___ DATA RECORDS ___

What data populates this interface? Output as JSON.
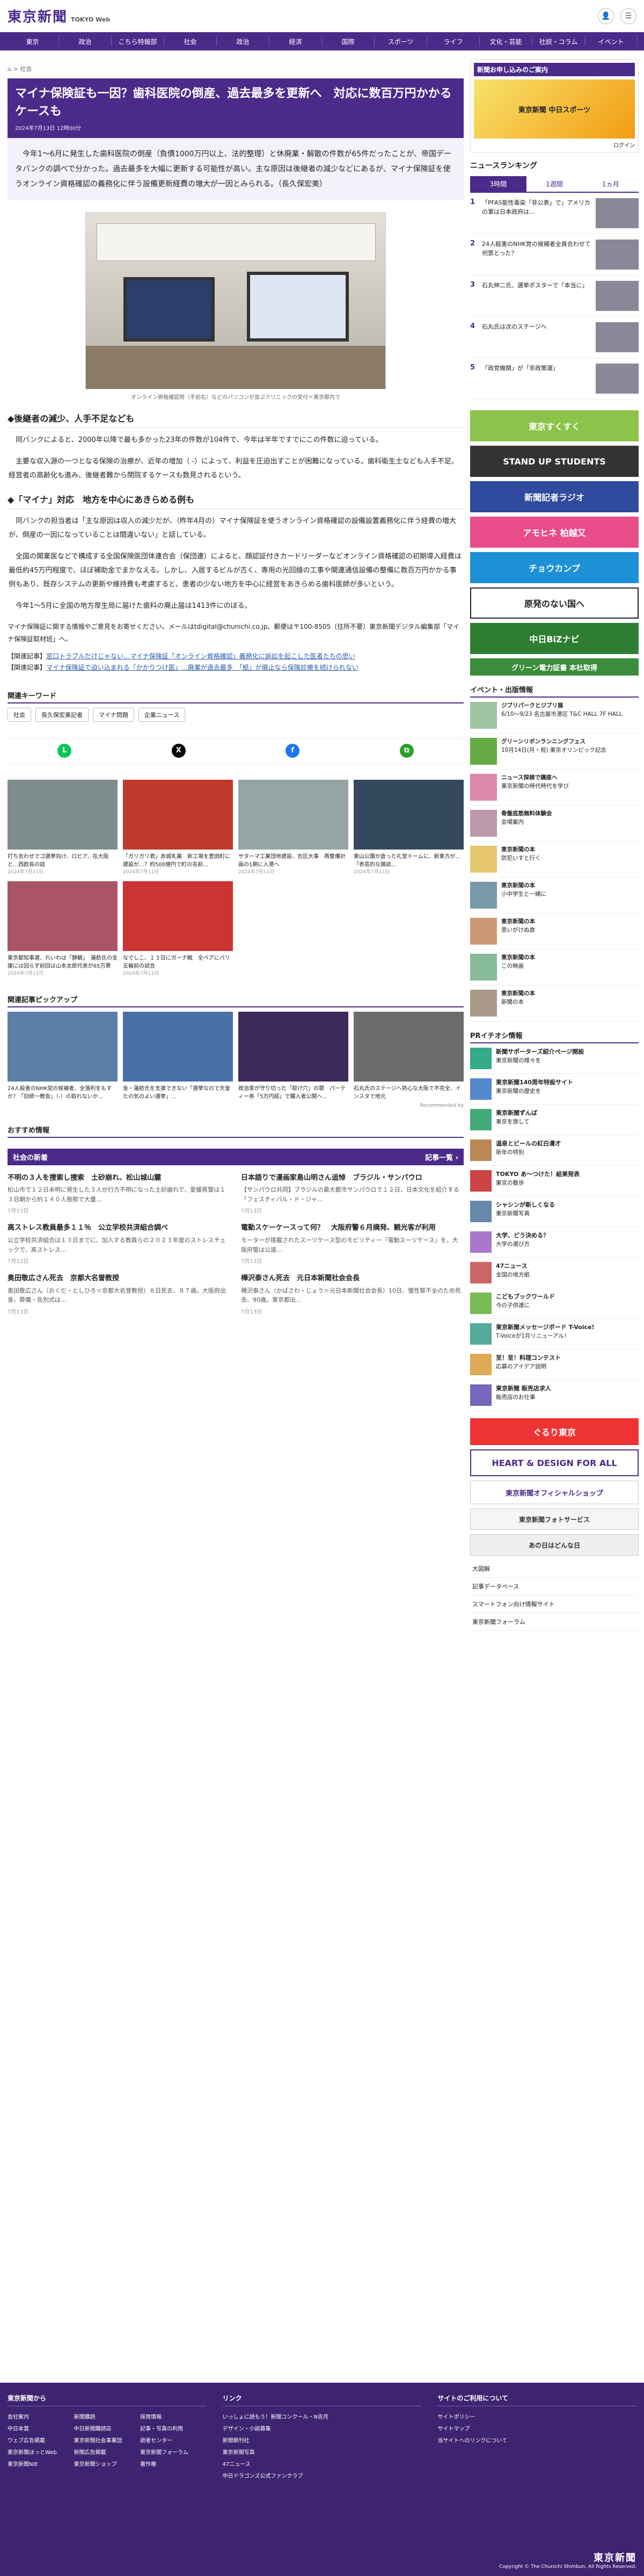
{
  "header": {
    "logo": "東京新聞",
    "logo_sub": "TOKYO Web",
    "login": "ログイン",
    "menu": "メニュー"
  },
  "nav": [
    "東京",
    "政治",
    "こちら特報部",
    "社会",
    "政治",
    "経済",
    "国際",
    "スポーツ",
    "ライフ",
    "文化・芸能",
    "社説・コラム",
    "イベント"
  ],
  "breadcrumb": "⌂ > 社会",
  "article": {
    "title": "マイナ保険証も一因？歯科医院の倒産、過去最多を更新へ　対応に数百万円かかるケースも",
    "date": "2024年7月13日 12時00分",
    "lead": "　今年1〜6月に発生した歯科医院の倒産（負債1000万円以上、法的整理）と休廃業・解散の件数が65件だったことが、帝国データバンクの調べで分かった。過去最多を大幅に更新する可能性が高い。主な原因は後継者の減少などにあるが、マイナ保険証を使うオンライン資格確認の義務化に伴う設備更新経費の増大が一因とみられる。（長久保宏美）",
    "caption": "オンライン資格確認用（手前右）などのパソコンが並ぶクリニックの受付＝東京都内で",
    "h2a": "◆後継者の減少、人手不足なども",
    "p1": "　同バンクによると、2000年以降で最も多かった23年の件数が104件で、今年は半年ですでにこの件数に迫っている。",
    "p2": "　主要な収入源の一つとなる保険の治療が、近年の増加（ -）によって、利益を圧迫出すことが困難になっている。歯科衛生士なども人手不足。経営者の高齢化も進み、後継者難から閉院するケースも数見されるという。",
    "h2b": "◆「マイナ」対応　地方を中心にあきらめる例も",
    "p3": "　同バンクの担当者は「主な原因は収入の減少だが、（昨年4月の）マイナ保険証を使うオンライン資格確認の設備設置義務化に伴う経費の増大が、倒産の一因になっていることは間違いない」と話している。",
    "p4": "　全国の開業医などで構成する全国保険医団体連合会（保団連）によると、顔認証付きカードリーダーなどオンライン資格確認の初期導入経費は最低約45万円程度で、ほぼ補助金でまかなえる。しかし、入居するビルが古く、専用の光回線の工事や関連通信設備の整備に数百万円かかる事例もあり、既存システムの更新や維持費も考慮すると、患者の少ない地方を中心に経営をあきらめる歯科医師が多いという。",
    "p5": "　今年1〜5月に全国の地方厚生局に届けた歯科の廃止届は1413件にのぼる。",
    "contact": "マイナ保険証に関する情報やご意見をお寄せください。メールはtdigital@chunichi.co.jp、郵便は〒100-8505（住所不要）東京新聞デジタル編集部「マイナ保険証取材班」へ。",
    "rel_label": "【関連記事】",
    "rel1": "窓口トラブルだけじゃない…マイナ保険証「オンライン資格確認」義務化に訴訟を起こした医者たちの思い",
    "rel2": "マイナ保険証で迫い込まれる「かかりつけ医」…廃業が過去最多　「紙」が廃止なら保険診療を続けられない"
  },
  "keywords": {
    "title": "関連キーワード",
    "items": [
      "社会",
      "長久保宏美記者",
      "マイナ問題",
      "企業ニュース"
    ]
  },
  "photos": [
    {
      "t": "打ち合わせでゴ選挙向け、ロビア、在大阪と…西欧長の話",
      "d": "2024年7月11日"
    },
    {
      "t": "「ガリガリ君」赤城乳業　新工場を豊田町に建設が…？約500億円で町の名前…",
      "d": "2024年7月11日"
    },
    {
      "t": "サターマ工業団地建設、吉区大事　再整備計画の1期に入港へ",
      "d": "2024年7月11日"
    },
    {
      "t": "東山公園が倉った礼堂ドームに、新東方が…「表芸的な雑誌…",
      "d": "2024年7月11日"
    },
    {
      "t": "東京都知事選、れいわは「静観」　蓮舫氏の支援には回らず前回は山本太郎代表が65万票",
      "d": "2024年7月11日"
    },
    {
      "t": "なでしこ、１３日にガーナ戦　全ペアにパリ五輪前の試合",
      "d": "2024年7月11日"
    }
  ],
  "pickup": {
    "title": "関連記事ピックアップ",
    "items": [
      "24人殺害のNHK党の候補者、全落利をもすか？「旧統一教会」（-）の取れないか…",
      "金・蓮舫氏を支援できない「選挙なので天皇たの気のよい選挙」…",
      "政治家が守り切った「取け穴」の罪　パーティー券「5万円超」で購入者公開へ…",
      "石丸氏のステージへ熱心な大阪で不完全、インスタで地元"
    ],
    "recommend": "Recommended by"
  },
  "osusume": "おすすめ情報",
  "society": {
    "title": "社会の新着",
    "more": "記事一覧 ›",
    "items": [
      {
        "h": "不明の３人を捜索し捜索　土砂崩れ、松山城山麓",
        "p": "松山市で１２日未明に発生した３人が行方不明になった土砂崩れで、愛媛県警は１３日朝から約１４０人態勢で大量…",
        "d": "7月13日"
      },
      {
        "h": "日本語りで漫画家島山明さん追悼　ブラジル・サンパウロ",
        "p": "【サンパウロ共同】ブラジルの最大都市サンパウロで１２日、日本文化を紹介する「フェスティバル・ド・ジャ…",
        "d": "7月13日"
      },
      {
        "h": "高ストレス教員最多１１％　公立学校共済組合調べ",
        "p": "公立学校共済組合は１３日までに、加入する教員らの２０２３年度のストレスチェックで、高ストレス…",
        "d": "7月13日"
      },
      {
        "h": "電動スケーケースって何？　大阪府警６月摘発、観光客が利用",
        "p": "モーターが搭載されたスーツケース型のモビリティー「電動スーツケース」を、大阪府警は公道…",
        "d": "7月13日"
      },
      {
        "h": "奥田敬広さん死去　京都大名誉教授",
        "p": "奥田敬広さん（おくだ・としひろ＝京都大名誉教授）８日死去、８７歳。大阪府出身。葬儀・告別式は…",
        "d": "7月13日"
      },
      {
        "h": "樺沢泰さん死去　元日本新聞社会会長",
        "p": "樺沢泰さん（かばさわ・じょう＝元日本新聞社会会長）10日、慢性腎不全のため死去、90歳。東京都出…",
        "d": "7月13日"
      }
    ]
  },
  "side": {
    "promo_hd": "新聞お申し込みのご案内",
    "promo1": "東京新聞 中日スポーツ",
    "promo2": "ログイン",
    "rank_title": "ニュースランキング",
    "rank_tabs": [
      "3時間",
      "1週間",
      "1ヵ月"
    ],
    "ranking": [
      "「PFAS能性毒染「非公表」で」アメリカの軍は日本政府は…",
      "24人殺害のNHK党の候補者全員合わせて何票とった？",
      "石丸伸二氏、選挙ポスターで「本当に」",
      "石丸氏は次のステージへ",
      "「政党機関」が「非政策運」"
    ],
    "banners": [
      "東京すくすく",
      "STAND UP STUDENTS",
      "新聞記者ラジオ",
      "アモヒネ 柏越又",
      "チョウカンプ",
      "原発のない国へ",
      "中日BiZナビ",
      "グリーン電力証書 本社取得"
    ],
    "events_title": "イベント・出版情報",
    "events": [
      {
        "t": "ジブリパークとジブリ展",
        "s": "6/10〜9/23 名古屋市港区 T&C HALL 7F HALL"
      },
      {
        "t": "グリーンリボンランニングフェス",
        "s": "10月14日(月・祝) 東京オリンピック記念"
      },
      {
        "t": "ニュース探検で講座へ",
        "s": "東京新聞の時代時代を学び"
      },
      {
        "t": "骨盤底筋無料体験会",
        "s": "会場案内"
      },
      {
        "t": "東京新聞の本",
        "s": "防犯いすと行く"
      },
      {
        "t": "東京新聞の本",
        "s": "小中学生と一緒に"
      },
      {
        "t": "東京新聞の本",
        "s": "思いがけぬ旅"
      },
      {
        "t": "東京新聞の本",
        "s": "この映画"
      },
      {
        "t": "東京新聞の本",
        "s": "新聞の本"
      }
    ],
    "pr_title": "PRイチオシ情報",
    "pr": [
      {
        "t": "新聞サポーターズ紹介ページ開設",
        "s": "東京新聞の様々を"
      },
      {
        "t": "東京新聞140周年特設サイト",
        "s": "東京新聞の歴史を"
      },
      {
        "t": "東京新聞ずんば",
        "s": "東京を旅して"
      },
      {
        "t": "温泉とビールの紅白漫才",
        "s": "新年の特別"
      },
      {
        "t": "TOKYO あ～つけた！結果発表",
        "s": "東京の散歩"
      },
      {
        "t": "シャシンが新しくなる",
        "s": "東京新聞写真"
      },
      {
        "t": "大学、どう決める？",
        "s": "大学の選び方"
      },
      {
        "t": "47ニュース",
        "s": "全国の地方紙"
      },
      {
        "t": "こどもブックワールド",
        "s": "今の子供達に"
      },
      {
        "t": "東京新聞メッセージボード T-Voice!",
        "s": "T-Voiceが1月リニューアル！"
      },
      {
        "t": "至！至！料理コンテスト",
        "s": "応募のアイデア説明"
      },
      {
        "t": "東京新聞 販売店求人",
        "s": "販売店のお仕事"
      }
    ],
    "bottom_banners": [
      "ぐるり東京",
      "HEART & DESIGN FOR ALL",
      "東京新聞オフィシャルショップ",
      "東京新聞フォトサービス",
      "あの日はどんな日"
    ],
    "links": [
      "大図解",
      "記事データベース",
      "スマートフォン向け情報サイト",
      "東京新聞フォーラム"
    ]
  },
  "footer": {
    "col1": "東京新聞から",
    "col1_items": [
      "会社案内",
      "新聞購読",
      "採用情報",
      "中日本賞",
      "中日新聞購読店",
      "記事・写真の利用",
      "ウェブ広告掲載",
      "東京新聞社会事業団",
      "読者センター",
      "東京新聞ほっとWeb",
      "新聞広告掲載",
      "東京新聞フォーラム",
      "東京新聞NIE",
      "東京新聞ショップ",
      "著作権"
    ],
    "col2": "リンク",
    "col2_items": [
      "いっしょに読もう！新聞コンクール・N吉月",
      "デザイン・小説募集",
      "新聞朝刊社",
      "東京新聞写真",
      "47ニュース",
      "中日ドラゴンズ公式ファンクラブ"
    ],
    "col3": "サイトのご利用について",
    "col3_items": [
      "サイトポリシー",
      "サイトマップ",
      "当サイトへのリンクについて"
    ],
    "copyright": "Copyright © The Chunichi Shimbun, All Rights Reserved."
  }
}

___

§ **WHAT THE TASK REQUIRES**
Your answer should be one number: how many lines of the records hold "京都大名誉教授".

§ **SOLUTION TO THIS EXERCISE**
2